What is expected: Below are entries; count the lines among them that contain the word "icon", and give only the count.

Element data from apps and pages
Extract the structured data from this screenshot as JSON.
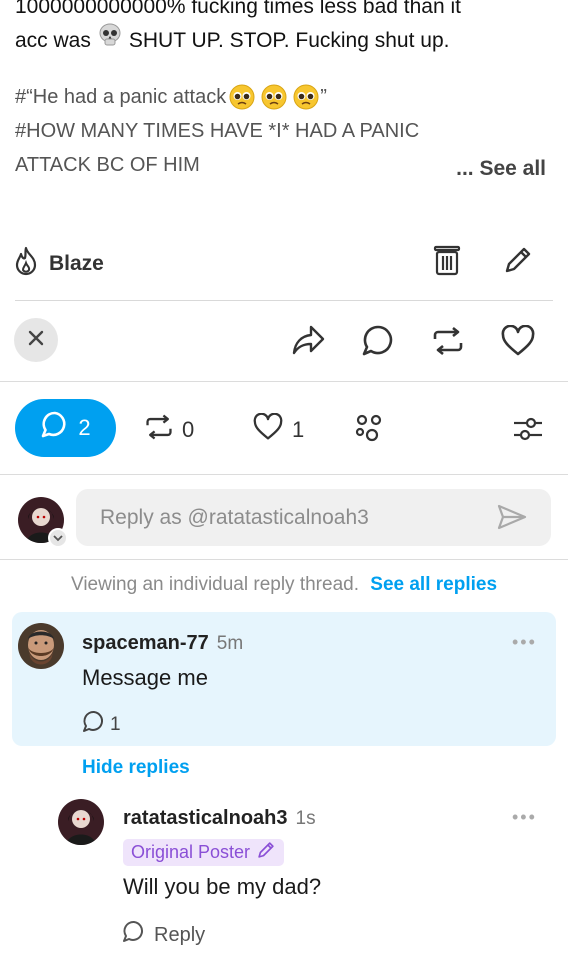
{
  "post": {
    "line0": "1000000000000% fucking times less bad than it",
    "line1_prefix": "acc was",
    "line1_suffix": "SHUT UP. STOP. Fucking shut up.",
    "tag1_prefix": "#“He had a panic attack",
    "tag1_suffix": "”",
    "tag2": "#HOW MANY TIMES HAVE *I* HAD A PANIC",
    "tag3": "ATTACK BC OF HIM",
    "see_all": "... See all"
  },
  "actions": {
    "blaze_label": "Blaze"
  },
  "notes": {
    "replies_count": "2",
    "reblogs_count": "0",
    "likes_count": "1"
  },
  "reply_input": {
    "placeholder": "Reply as @ratatasticalnoah3"
  },
  "thread": {
    "viewing_text": "Viewing an individual reply thread.",
    "see_all_replies": "See all replies",
    "hide_replies": "Hide replies"
  },
  "reply1": {
    "username": "spaceman-77",
    "time": "5m",
    "message": "Message me",
    "reply_count": "1",
    "more": "•••"
  },
  "reply2": {
    "username": "ratatasticalnoah3",
    "time": "1s",
    "badge": "Original Poster",
    "message": "Will you be my dad?",
    "reply_label": "Reply",
    "more": "•••"
  },
  "colors": {
    "accent": "#00a0f0",
    "reply_bg": "#e6f5fd",
    "op_badge_bg": "#efe4fb",
    "op_badge_text": "#8a4fd6"
  }
}
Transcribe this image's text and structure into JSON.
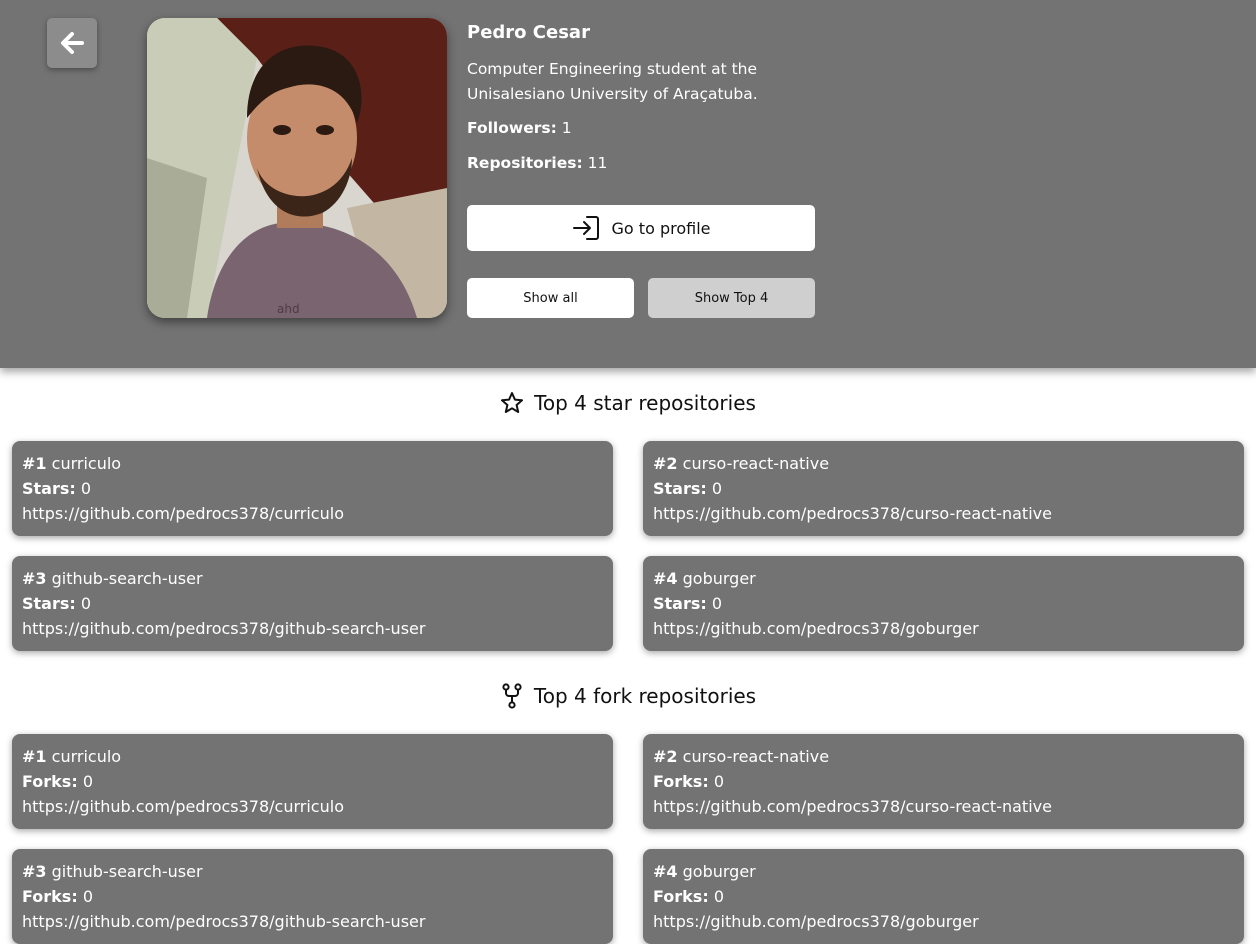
{
  "user": {
    "name": "Pedro Cesar",
    "bio": "Computer Engineering student at the Unisalesiano University of Araçatuba.",
    "followers_label": "Followers:",
    "followers": "1",
    "repositories_label": "Repositories:",
    "repositories": "11"
  },
  "buttons": {
    "back_icon": "arrow-left-icon",
    "go_to_profile": "Go to profile",
    "go_to_profile_icon": "login-icon",
    "show_all": "Show all",
    "show_top": "Show Top 4"
  },
  "colors": {
    "header_bg": "#737373",
    "card_bg": "#737373",
    "active_toggle": "#cfcfcf"
  },
  "star_section": {
    "icon": "star-icon",
    "title": "Top 4 star repositories",
    "metric_label": "Stars:",
    "repos": [
      {
        "rank": "#1",
        "name": "curriculo",
        "count": "0",
        "url": "https://github.com/pedrocs378/curriculo"
      },
      {
        "rank": "#2",
        "name": "curso-react-native",
        "count": "0",
        "url": "https://github.com/pedrocs378/curso-react-native"
      },
      {
        "rank": "#3",
        "name": "github-search-user",
        "count": "0",
        "url": "https://github.com/pedrocs378/github-search-user"
      },
      {
        "rank": "#4",
        "name": "goburger",
        "count": "0",
        "url": "https://github.com/pedrocs378/goburger"
      }
    ]
  },
  "fork_section": {
    "icon": "fork-icon",
    "title": "Top 4 fork repositories",
    "metric_label": "Forks:",
    "repos": [
      {
        "rank": "#1",
        "name": "curriculo",
        "count": "0",
        "url": "https://github.com/pedrocs378/curriculo"
      },
      {
        "rank": "#2",
        "name": "curso-react-native",
        "count": "0",
        "url": "https://github.com/pedrocs378/curso-react-native"
      },
      {
        "rank": "#3",
        "name": "github-search-user",
        "count": "0",
        "url": "https://github.com/pedrocs378/github-search-user"
      },
      {
        "rank": "#4",
        "name": "goburger",
        "count": "0",
        "url": "https://github.com/pedrocs378/goburger"
      }
    ]
  }
}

Answer space: 4